Instead, he advises that one uses big headsets because they are not fixed inside the ears. Byaruhanga advises that before using the earphones, they should be sanitised to prevent a build-up of bacteria, sweat and shed skin. For earphones with sponge covers, one ought to change them once a month. 

“Sharing earphones with others should be avoided and, if it is inevitable, one should clean them before use,” he advised. 

Byaruhanga adds that when travelling in a noisy transport means or even walking, it is better to avoid the use of earphones because the loud environment can tempt you to raise the volume. He adds that one can also purchase high-quality headphones, as they will block more of the environmental noise, thus allowing the user to reduce the volume. 


In 2015, 247 scientists from 42 countries sent an appeal to the secretary-general of the United Nations, expressing their concern about the health effects associated with exposure to the electromagnetic fields (EMFs) emitted from wireless devices. Not much research has been done on the safety of long-term radiation exposure from Bluetooth or wireless headphones, according to Joel M. Moskowitz, PhD, the director of the Centre for Family and the Community Health at University of California, Berkeley. 

While you might not be a distraction to those around you, you certainly are harming yourself unknowingly

While currently not much is known about the exact health risks associated with chronic use of in-ear wireless earbuds, scientists are beginning to understand the potential harm they may cause. 

But according to neuroscientists at the University of Texas at Dallas, prolonged exposure to loud noise affects how the brain processes speech, potentially increasing the difficulty in distinguishing speech sounds. 

The research shows that noise levels above 110 decibels strip insulation from nerve fibres carrying signals from the ear to the brain.

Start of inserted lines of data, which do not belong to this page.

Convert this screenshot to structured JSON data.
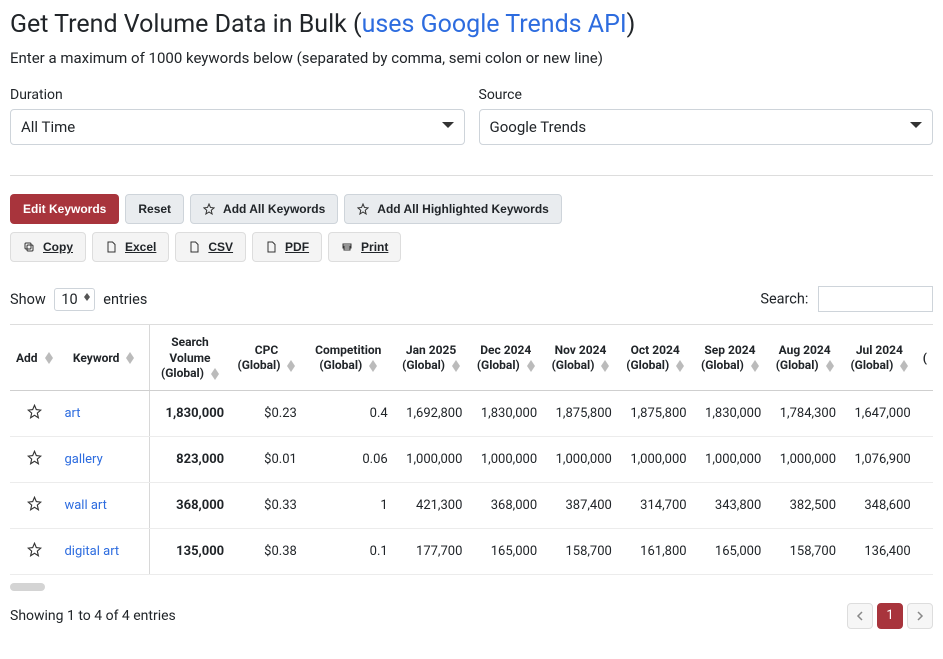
{
  "title_main": "Get Trend Volume Data in Bulk ",
  "title_link": "uses Google Trends API",
  "subtitle": "Enter a maximum of 1000 keywords below (separated by comma, semi colon or new line)",
  "duration": {
    "label": "Duration",
    "value": "All Time"
  },
  "source": {
    "label": "Source",
    "value": "Google Trends"
  },
  "toolbar": {
    "edit": "Edit Keywords",
    "reset": "Reset",
    "add_all": "Add All Keywords",
    "add_all_hl": "Add All Highlighted Keywords",
    "copy": "Copy",
    "excel": "Excel",
    "csv": "CSV",
    "pdf": "PDF",
    "print": "Print"
  },
  "entries": {
    "show": "Show",
    "value": "10",
    "suffix": "entries"
  },
  "search": {
    "label": "Search:"
  },
  "columns": [
    "Add",
    "Keyword",
    "Search Volume (Global)",
    "CPC (Global)",
    "Competition (Global)",
    "Jan 2025 (Global)",
    "Dec 2024 (Global)",
    "Nov 2024 (Global)",
    "Oct 2024 (Global)",
    "Sep 2024 (Global)",
    "Aug 2024 (Global)",
    "Jul 2024 (Global)"
  ],
  "rows": [
    {
      "keyword": "art",
      "vol": "1,830,000",
      "cpc": "$0.23",
      "comp": "0.4",
      "m": [
        "1,692,800",
        "1,830,000",
        "1,875,800",
        "1,875,800",
        "1,830,000",
        "1,784,300",
        "1,647,000"
      ]
    },
    {
      "keyword": "gallery",
      "vol": "823,000",
      "cpc": "$0.01",
      "comp": "0.06",
      "m": [
        "1,000,000",
        "1,000,000",
        "1,000,000",
        "1,000,000",
        "1,000,000",
        "1,000,000",
        "1,076,900"
      ]
    },
    {
      "keyword": "wall art",
      "vol": "368,000",
      "cpc": "$0.33",
      "comp": "1",
      "m": [
        "421,300",
        "368,000",
        "387,400",
        "314,700",
        "343,800",
        "382,500",
        "348,600"
      ]
    },
    {
      "keyword": "digital art",
      "vol": "135,000",
      "cpc": "$0.38",
      "comp": "0.1",
      "m": [
        "177,700",
        "165,000",
        "158,700",
        "161,800",
        "165,000",
        "158,700",
        "136,400"
      ]
    }
  ],
  "info": "Showing 1 to 4 of 4 entries",
  "pager": {
    "current": "1"
  },
  "extra_col_indicator": "("
}
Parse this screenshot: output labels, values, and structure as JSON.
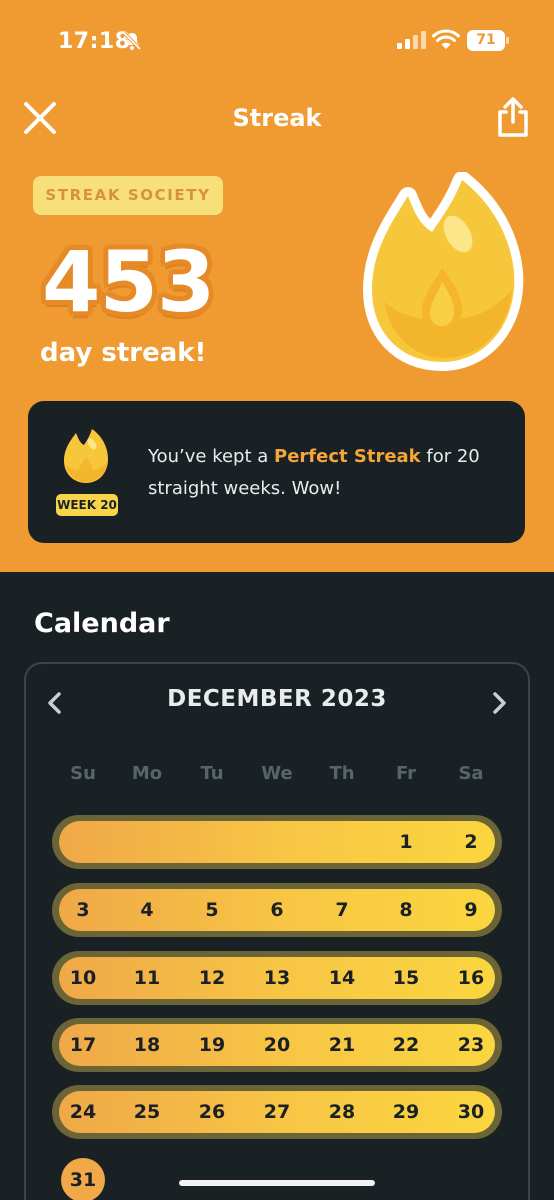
{
  "status_bar": {
    "time": "17:18",
    "battery": "71"
  },
  "header": {
    "title": "Streak",
    "close_icon": "close-icon",
    "share_icon": "share-icon"
  },
  "streak": {
    "society_badge": "STREAK SOCIETY",
    "count": "453",
    "label": "day streak!"
  },
  "perfect_card": {
    "week_badge": "WEEK 20",
    "text_before": "You’ve kept a ",
    "highlight": "Perfect Streak",
    "text_after": " for 20 straight weeks. Wow!"
  },
  "calendar": {
    "title": "Calendar",
    "month": "DECEMBER 2023",
    "days_of_week": [
      "Su",
      "Mo",
      "Tu",
      "We",
      "Th",
      "Fr",
      "Sa"
    ],
    "weeks": [
      [
        "",
        "",
        "",
        "",
        "",
        "1",
        "2"
      ],
      [
        "3",
        "4",
        "5",
        "6",
        "7",
        "8",
        "9"
      ],
      [
        "10",
        "11",
        "12",
        "13",
        "14",
        "15",
        "16"
      ],
      [
        "17",
        "18",
        "19",
        "20",
        "21",
        "22",
        "23"
      ],
      [
        "24",
        "25",
        "26",
        "27",
        "28",
        "29",
        "30"
      ],
      [
        "31",
        "",
        "",
        "",
        "",
        "",
        ""
      ]
    ]
  },
  "colors": {
    "accent_orange": "#f09a32",
    "dark_bg": "#1a2125",
    "streak_yellow": "#fad640"
  }
}
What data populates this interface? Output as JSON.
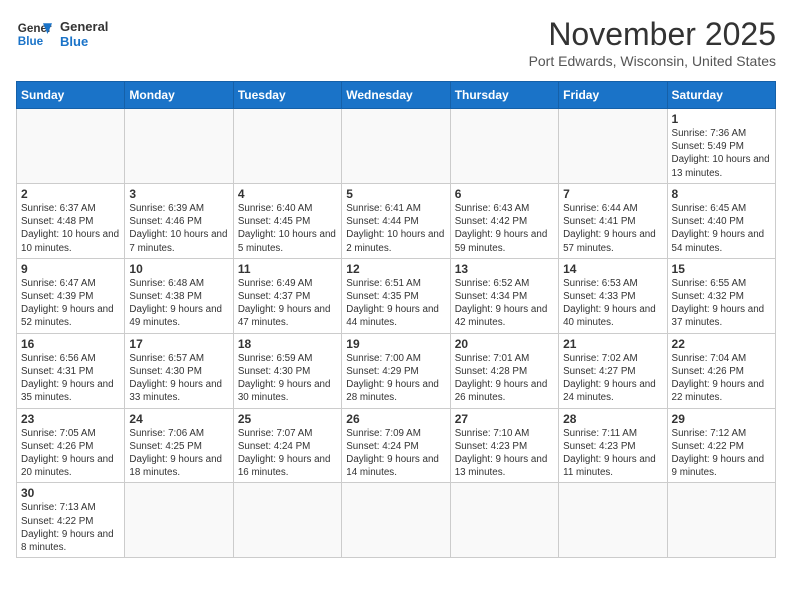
{
  "header": {
    "logo_line1": "General",
    "logo_line2": "Blue",
    "month": "November 2025",
    "location": "Port Edwards, Wisconsin, United States"
  },
  "days_of_week": [
    "Sunday",
    "Monday",
    "Tuesday",
    "Wednesday",
    "Thursday",
    "Friday",
    "Saturday"
  ],
  "weeks": [
    [
      {
        "day": "",
        "info": ""
      },
      {
        "day": "",
        "info": ""
      },
      {
        "day": "",
        "info": ""
      },
      {
        "day": "",
        "info": ""
      },
      {
        "day": "",
        "info": ""
      },
      {
        "day": "",
        "info": ""
      },
      {
        "day": "1",
        "info": "Sunrise: 7:36 AM\nSunset: 5:49 PM\nDaylight: 10 hours and 13 minutes."
      }
    ],
    [
      {
        "day": "2",
        "info": "Sunrise: 6:37 AM\nSunset: 4:48 PM\nDaylight: 10 hours and 10 minutes."
      },
      {
        "day": "3",
        "info": "Sunrise: 6:39 AM\nSunset: 4:46 PM\nDaylight: 10 hours and 7 minutes."
      },
      {
        "day": "4",
        "info": "Sunrise: 6:40 AM\nSunset: 4:45 PM\nDaylight: 10 hours and 5 minutes."
      },
      {
        "day": "5",
        "info": "Sunrise: 6:41 AM\nSunset: 4:44 PM\nDaylight: 10 hours and 2 minutes."
      },
      {
        "day": "6",
        "info": "Sunrise: 6:43 AM\nSunset: 4:42 PM\nDaylight: 9 hours and 59 minutes."
      },
      {
        "day": "7",
        "info": "Sunrise: 6:44 AM\nSunset: 4:41 PM\nDaylight: 9 hours and 57 minutes."
      },
      {
        "day": "8",
        "info": "Sunrise: 6:45 AM\nSunset: 4:40 PM\nDaylight: 9 hours and 54 minutes."
      }
    ],
    [
      {
        "day": "9",
        "info": "Sunrise: 6:47 AM\nSunset: 4:39 PM\nDaylight: 9 hours and 52 minutes."
      },
      {
        "day": "10",
        "info": "Sunrise: 6:48 AM\nSunset: 4:38 PM\nDaylight: 9 hours and 49 minutes."
      },
      {
        "day": "11",
        "info": "Sunrise: 6:49 AM\nSunset: 4:37 PM\nDaylight: 9 hours and 47 minutes."
      },
      {
        "day": "12",
        "info": "Sunrise: 6:51 AM\nSunset: 4:35 PM\nDaylight: 9 hours and 44 minutes."
      },
      {
        "day": "13",
        "info": "Sunrise: 6:52 AM\nSunset: 4:34 PM\nDaylight: 9 hours and 42 minutes."
      },
      {
        "day": "14",
        "info": "Sunrise: 6:53 AM\nSunset: 4:33 PM\nDaylight: 9 hours and 40 minutes."
      },
      {
        "day": "15",
        "info": "Sunrise: 6:55 AM\nSunset: 4:32 PM\nDaylight: 9 hours and 37 minutes."
      }
    ],
    [
      {
        "day": "16",
        "info": "Sunrise: 6:56 AM\nSunset: 4:31 PM\nDaylight: 9 hours and 35 minutes."
      },
      {
        "day": "17",
        "info": "Sunrise: 6:57 AM\nSunset: 4:30 PM\nDaylight: 9 hours and 33 minutes."
      },
      {
        "day": "18",
        "info": "Sunrise: 6:59 AM\nSunset: 4:30 PM\nDaylight: 9 hours and 30 minutes."
      },
      {
        "day": "19",
        "info": "Sunrise: 7:00 AM\nSunset: 4:29 PM\nDaylight: 9 hours and 28 minutes."
      },
      {
        "day": "20",
        "info": "Sunrise: 7:01 AM\nSunset: 4:28 PM\nDaylight: 9 hours and 26 minutes."
      },
      {
        "day": "21",
        "info": "Sunrise: 7:02 AM\nSunset: 4:27 PM\nDaylight: 9 hours and 24 minutes."
      },
      {
        "day": "22",
        "info": "Sunrise: 7:04 AM\nSunset: 4:26 PM\nDaylight: 9 hours and 22 minutes."
      }
    ],
    [
      {
        "day": "23",
        "info": "Sunrise: 7:05 AM\nSunset: 4:26 PM\nDaylight: 9 hours and 20 minutes."
      },
      {
        "day": "24",
        "info": "Sunrise: 7:06 AM\nSunset: 4:25 PM\nDaylight: 9 hours and 18 minutes."
      },
      {
        "day": "25",
        "info": "Sunrise: 7:07 AM\nSunset: 4:24 PM\nDaylight: 9 hours and 16 minutes."
      },
      {
        "day": "26",
        "info": "Sunrise: 7:09 AM\nSunset: 4:24 PM\nDaylight: 9 hours and 14 minutes."
      },
      {
        "day": "27",
        "info": "Sunrise: 7:10 AM\nSunset: 4:23 PM\nDaylight: 9 hours and 13 minutes."
      },
      {
        "day": "28",
        "info": "Sunrise: 7:11 AM\nSunset: 4:23 PM\nDaylight: 9 hours and 11 minutes."
      },
      {
        "day": "29",
        "info": "Sunrise: 7:12 AM\nSunset: 4:22 PM\nDaylight: 9 hours and 9 minutes."
      }
    ],
    [
      {
        "day": "30",
        "info": "Sunrise: 7:13 AM\nSunset: 4:22 PM\nDaylight: 9 hours and 8 minutes."
      },
      {
        "day": "",
        "info": ""
      },
      {
        "day": "",
        "info": ""
      },
      {
        "day": "",
        "info": ""
      },
      {
        "day": "",
        "info": ""
      },
      {
        "day": "",
        "info": ""
      },
      {
        "day": "",
        "info": ""
      }
    ]
  ]
}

Loss of the protective coating, called myelin, disrupts electrical nerve signals. 

Also, the use of some earphones can affect the brain because of the electromagnetic waves generated by the headphones. 

These can cause problems for the brain in the long term. Also, since the inner ear has a connection with the brain, any damage or infection, can affect it. 


Ears produce earwax to protect the skin of the human ear canal, assist in cleaning and lubrication and also provide some protection from bacteria, fungi, insects and water. 

When earphones are in your ears, heat is being generated. Heat makes them practically a magnet for earwax. Heat melts the earwax and it re-settles on or in the earphones. 

So even after a couple of uses, you will start to see some sort of residue build-up. To clean earphones, you will need dish soap, cotton, a toothbrush, rubbing alcohol and alcohol wipes. 

Start by gently dry brushing the wax out of the earbud. 

Hold them with the mesh facing down so that any debris can fall down as opposed to back into the earbud. Do not press too hard, you do not want to push the gunk in any further. 

Once that is done, if you still see a waxy build-up, dip a cotton swab in rubbing alcohol, tap it off and then wipe the bud to remove anything remaining.

Then, take an alcohol wipe and clean the earbud and the surrounding area. This can mildly clean as well as disinfect the earbud. Rubbing alcohol dries lightning-fast and will not seep into the bud. 

Soapy water or cleaning products or perfume, are not suitable cleaning agents for this job, because they will seep in and damage the innards of the earbud. If you have silicone covers, pop them off and soak

Around one billion young people across the globe could be at the risk of hearing loss because of the unsafe listening habits


So, which is better for longterm hearing health: earbuds or headphones?

Both earbuds and headphones present the risk of high decibel levels and long exposure of noise being funnelled into your ears.

However, according to online sources, earbuds are actually more likely to cause damage.

Why? Well, since earbuds sit directly inside your ear and are very close to the ear canal, they actually increase the volume of sound by around nine decibels.

Headphones sit outside the ear, so there is less natural amplification of sound. But it is important to remember; headphones do not save your hearing, lower volume does.

Share the love